Required action
From the entries that follow, copy every line with the word "Nähe".

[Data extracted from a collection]
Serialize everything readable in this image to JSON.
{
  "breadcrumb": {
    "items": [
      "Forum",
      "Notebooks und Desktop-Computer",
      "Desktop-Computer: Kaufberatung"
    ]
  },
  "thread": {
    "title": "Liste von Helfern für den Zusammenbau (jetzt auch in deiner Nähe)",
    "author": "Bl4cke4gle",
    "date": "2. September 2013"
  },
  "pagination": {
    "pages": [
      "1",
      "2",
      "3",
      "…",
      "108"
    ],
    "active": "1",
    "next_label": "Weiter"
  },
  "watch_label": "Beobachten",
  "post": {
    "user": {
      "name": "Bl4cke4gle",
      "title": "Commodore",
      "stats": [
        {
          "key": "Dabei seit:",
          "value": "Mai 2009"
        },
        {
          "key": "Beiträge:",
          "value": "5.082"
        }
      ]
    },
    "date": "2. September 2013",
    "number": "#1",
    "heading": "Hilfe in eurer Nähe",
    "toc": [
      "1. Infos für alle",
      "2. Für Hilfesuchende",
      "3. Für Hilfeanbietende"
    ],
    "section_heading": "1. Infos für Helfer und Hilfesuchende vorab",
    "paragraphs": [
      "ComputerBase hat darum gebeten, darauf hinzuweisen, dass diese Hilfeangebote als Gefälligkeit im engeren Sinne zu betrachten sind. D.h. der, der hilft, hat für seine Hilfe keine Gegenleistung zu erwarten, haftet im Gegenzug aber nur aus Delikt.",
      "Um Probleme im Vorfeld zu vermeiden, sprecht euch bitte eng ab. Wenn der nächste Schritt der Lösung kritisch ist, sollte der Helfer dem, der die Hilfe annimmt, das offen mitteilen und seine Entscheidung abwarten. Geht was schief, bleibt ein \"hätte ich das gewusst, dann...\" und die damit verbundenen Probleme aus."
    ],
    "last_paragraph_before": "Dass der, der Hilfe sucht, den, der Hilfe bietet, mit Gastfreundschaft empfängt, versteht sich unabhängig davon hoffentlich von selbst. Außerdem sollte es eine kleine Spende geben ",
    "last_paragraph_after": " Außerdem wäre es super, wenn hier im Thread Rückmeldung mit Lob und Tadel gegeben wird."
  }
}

Response to the exercise
    "title": "Liste von Helfern für den Zusammenbau (jetzt auch in deiner Nähe)",
    "heading": "Hilfe in eurer Nähe",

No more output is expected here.